- Gates, Henry. ed. The Norton Anthology: African American Literature. W.W. Norton & Co. New York: 1997.
- Forkner, Ben & Sameway, Patrick, ed.” The Idea of Ancestry.” A Modern Southern Reader. S. J.. Atlanta: Peach Tree Publishers. 1986. 293.
- Lumpkin, Shirley. “Etheridge Knight.” Afro- American Poets Since 1955. Trudier Harris & Thadius M. Davis, Michigan: GAle Research Company, 1985. 202-211.
- Marowski, Daniel.G, ed. “Etheridge Knight.” Rpt. inContemporary Literary Criticism. Vol. 40. Detroit: Gale.1986. 283-285.
- Lang, Richard. A., ed. “The Violent Spaces.” Afro- American Writing. The Pennsylvania State University Press: 1985.733-734.
- Lang, Richard. A. ed.. “He Sees Through Stone.” Afro- American Writing. The Pennsylvania State University Press: 1985. 731- 732.
- Magill, Frank. N.,ed.. “The Poetry of Etheridge Knight.” Masterpieces of African-American Literature. Harper Collins: 1992. 419-422.
- Knight, Etheridge. Biography of Etheridge Knight. [online] Available http:// www. poets.org/poets/lit/poet/eknight.html. April 19, 2000.
- Knight, Etheridge. Biography of Etheridge Knight.[online] Available http:// 22.214.171.124/blackhistory/micro/726/75.html. April 14, 2000.

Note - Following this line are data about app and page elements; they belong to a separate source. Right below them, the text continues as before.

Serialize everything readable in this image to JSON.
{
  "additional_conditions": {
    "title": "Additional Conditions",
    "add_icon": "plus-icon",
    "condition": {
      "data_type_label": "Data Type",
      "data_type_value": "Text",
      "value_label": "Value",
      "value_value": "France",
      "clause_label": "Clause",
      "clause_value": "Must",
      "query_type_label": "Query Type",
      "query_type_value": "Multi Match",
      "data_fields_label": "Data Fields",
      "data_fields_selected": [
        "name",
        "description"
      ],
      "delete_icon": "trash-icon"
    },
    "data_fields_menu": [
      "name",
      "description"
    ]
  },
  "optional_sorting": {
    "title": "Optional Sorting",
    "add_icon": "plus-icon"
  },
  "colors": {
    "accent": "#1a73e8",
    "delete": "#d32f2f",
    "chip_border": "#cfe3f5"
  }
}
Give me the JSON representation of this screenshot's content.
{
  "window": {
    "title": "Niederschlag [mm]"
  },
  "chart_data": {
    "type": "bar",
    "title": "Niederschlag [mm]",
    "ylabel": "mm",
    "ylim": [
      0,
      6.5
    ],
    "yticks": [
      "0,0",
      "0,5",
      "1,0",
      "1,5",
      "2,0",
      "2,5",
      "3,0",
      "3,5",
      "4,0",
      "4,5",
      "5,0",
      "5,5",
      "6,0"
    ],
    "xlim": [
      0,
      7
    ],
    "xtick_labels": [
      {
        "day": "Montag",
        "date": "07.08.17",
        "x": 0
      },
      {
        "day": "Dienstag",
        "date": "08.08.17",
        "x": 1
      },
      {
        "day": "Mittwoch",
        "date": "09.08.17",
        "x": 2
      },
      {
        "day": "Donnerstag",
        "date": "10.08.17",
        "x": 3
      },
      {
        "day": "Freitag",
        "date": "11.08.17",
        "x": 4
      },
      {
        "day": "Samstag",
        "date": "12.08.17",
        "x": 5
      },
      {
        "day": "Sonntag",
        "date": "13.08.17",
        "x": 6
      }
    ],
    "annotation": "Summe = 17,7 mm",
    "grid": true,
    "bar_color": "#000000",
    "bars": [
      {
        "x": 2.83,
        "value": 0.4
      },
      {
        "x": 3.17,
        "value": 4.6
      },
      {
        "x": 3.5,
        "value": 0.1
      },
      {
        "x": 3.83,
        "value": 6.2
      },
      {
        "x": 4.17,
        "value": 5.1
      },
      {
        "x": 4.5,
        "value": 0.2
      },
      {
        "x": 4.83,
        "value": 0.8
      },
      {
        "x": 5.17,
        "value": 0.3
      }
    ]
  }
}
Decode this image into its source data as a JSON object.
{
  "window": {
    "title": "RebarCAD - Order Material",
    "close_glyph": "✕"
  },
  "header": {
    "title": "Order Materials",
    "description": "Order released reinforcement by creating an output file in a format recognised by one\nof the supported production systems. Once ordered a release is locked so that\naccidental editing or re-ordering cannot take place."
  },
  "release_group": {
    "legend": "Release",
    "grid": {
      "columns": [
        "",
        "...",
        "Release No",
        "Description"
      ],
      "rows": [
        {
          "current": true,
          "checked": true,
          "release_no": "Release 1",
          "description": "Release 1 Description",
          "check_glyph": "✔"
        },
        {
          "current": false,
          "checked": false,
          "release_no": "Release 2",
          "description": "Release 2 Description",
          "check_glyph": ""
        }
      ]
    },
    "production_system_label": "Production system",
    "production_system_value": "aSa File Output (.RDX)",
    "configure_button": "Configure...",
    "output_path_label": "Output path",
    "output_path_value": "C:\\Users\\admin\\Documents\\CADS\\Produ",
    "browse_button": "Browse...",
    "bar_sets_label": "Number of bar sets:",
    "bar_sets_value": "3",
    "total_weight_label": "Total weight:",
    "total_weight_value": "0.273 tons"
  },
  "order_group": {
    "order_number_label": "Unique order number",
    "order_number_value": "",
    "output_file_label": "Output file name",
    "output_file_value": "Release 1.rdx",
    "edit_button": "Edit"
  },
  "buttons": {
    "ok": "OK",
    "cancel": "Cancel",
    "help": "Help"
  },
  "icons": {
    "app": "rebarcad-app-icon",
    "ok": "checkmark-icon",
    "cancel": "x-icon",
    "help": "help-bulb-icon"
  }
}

- Knight Etheridge.”Etheridge Knight: 1931-1991.” [online] Available http:// www.tsixroads.com/Corinth_ MLSANDY/mw005.html. April 14, 2000